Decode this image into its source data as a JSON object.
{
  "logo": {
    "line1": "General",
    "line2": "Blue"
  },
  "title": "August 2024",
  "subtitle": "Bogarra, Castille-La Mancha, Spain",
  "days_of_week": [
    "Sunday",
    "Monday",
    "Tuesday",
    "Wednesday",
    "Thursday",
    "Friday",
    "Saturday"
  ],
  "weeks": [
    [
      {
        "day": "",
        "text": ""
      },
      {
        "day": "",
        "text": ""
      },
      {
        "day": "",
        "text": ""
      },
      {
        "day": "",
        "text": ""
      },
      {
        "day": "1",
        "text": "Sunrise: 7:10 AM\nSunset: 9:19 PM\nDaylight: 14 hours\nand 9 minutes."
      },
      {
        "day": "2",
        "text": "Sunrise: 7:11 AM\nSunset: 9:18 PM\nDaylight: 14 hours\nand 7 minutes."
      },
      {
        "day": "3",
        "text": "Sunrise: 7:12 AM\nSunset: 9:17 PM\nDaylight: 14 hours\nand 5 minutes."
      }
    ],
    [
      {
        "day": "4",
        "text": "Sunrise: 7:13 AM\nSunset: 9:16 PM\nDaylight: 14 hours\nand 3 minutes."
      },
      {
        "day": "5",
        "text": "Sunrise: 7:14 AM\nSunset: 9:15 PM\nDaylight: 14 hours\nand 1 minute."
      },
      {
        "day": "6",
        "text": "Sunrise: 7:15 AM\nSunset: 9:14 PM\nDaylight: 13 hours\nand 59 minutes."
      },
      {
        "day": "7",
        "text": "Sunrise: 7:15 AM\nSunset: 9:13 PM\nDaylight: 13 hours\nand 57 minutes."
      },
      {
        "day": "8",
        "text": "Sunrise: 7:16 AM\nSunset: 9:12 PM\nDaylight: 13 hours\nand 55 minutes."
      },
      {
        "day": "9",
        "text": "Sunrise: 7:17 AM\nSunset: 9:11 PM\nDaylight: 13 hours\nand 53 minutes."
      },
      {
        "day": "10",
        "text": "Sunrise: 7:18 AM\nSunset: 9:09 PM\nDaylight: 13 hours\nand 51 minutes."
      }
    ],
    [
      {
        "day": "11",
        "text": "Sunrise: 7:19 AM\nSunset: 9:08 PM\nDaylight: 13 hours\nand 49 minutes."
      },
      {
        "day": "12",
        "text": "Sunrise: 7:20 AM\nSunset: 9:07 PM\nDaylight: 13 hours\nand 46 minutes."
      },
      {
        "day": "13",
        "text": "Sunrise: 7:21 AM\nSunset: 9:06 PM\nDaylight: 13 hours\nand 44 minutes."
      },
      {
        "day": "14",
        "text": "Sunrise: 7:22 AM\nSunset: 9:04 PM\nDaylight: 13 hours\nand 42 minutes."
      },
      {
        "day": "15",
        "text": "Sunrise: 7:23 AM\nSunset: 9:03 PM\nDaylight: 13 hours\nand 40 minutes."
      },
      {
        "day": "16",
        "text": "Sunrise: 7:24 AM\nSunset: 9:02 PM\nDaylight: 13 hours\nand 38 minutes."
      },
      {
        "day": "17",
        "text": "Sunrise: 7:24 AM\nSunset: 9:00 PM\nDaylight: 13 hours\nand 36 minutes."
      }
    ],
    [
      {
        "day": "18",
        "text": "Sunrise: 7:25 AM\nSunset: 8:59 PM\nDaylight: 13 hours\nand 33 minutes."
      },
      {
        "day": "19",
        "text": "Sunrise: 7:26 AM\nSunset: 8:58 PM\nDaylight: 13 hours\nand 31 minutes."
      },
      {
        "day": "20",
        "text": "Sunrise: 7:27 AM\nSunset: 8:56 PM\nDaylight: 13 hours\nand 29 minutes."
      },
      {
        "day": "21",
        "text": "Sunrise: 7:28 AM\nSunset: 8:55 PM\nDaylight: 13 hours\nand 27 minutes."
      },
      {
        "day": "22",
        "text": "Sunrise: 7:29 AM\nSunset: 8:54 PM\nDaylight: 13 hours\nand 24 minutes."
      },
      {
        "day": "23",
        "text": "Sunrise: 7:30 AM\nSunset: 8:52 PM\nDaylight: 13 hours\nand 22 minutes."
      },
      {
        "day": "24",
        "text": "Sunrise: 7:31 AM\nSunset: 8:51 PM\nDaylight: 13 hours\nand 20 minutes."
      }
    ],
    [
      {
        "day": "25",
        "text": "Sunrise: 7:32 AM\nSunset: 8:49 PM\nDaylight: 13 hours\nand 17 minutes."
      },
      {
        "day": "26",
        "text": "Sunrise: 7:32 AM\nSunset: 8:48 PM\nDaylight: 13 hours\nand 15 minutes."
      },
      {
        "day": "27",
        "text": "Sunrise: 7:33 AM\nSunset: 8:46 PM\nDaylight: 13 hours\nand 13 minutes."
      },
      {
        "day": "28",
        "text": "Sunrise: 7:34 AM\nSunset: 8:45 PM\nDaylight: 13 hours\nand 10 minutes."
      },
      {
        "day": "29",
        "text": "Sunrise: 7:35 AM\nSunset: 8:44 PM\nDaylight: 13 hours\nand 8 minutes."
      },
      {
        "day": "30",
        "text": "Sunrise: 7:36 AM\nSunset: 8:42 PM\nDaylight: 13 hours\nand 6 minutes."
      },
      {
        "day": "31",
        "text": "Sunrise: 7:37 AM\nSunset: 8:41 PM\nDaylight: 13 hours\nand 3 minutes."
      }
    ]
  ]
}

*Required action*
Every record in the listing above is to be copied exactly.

*Solution for this exercise*
Decode this image into its source data as a JSON object.
{
  "logo": {
    "line1": "General",
    "line2": "Blue"
  },
  "title": "August 2024",
  "subtitle": "Bogarra, Castille-La Mancha, Spain",
  "days_of_week": [
    "Sunday",
    "Monday",
    "Tuesday",
    "Wednesday",
    "Thursday",
    "Friday",
    "Saturday"
  ],
  "weeks": [
    [
      {
        "day": "",
        "text": ""
      },
      {
        "day": "",
        "text": ""
      },
      {
        "day": "",
        "text": ""
      },
      {
        "day": "",
        "text": ""
      },
      {
        "day": "1",
        "text": "Sunrise: 7:10 AM\nSunset: 9:19 PM\nDaylight: 14 hours\nand 9 minutes."
      },
      {
        "day": "2",
        "text": "Sunrise: 7:11 AM\nSunset: 9:18 PM\nDaylight: 14 hours\nand 7 minutes."
      },
      {
        "day": "3",
        "text": "Sunrise: 7:12 AM\nSunset: 9:17 PM\nDaylight: 14 hours\nand 5 minutes."
      }
    ],
    [
      {
        "day": "4",
        "text": "Sunrise: 7:13 AM\nSunset: 9:16 PM\nDaylight: 14 hours\nand 3 minutes."
      },
      {
        "day": "5",
        "text": "Sunrise: 7:14 AM\nSunset: 9:15 PM\nDaylight: 14 hours\nand 1 minute."
      },
      {
        "day": "6",
        "text": "Sunrise: 7:15 AM\nSunset: 9:14 PM\nDaylight: 13 hours\nand 59 minutes."
      },
      {
        "day": "7",
        "text": "Sunrise: 7:15 AM\nSunset: 9:13 PM\nDaylight: 13 hours\nand 57 minutes."
      },
      {
        "day": "8",
        "text": "Sunrise: 7:16 AM\nSunset: 9:12 PM\nDaylight: 13 hours\nand 55 minutes."
      },
      {
        "day": "9",
        "text": "Sunrise: 7:17 AM\nSunset: 9:11 PM\nDaylight: 13 hours\nand 53 minutes."
      },
      {
        "day": "10",
        "text": "Sunrise: 7:18 AM\nSunset: 9:09 PM\nDaylight: 13 hours\nand 51 minutes."
      }
    ],
    [
      {
        "day": "11",
        "text": "Sunrise: 7:19 AM\nSunset: 9:08 PM\nDaylight: 13 hours\nand 49 minutes."
      },
      {
        "day": "12",
        "text": "Sunrise: 7:20 AM\nSunset: 9:07 PM\nDaylight: 13 hours\nand 46 minutes."
      },
      {
        "day": "13",
        "text": "Sunrise: 7:21 AM\nSunset: 9:06 PM\nDaylight: 13 hours\nand 44 minutes."
      },
      {
        "day": "14",
        "text": "Sunrise: 7:22 AM\nSunset: 9:04 PM\nDaylight: 13 hours\nand 42 minutes."
      },
      {
        "day": "15",
        "text": "Sunrise: 7:23 AM\nSunset: 9:03 PM\nDaylight: 13 hours\nand 40 minutes."
      },
      {
        "day": "16",
        "text": "Sunrise: 7:24 AM\nSunset: 9:02 PM\nDaylight: 13 hours\nand 38 minutes."
      },
      {
        "day": "17",
        "text": "Sunrise: 7:24 AM\nSunset: 9:00 PM\nDaylight: 13 hours\nand 36 minutes."
      }
    ],
    [
      {
        "day": "18",
        "text": "Sunrise: 7:25 AM\nSunset: 8:59 PM\nDaylight: 13 hours\nand 33 minutes."
      },
      {
        "day": "19",
        "text": "Sunrise: 7:26 AM\nSunset: 8:58 PM\nDaylight: 13 hours\nand 31 minutes."
      },
      {
        "day": "20",
        "text": "Sunrise: 7:27 AM\nSunset: 8:56 PM\nDaylight: 13 hours\nand 29 minutes."
      },
      {
        "day": "21",
        "text": "Sunrise: 7:28 AM\nSunset: 8:55 PM\nDaylight: 13 hours\nand 27 minutes."
      },
      {
        "day": "22",
        "text": "Sunrise: 7:29 AM\nSunset: 8:54 PM\nDaylight: 13 hours\nand 24 minutes."
      },
      {
        "day": "23",
        "text": "Sunrise: 7:30 AM\nSunset: 8:52 PM\nDaylight: 13 hours\nand 22 minutes."
      },
      {
        "day": "24",
        "text": "Sunrise: 7:31 AM\nSunset: 8:51 PM\nDaylight: 13 hours\nand 20 minutes."
      }
    ],
    [
      {
        "day": "25",
        "text": "Sunrise: 7:32 AM\nSunset: 8:49 PM\nDaylight: 13 hours\nand 17 minutes."
      },
      {
        "day": "26",
        "text": "Sunrise: 7:32 AM\nSunset: 8:48 PM\nDaylight: 13 hours\nand 15 minutes."
      },
      {
        "day": "27",
        "text": "Sunrise: 7:33 AM\nSunset: 8:46 PM\nDaylight: 13 hours\nand 13 minutes."
      },
      {
        "day": "28",
        "text": "Sunrise: 7:34 AM\nSunset: 8:45 PM\nDaylight: 13 hours\nand 10 minutes."
      },
      {
        "day": "29",
        "text": "Sunrise: 7:35 AM\nSunset: 8:44 PM\nDaylight: 13 hours\nand 8 minutes."
      },
      {
        "day": "30",
        "text": "Sunrise: 7:36 AM\nSunset: 8:42 PM\nDaylight: 13 hours\nand 6 minutes."
      },
      {
        "day": "31",
        "text": "Sunrise: 7:37 AM\nSunset: 8:41 PM\nDaylight: 13 hours\nand 3 minutes."
      }
    ]
  ]
}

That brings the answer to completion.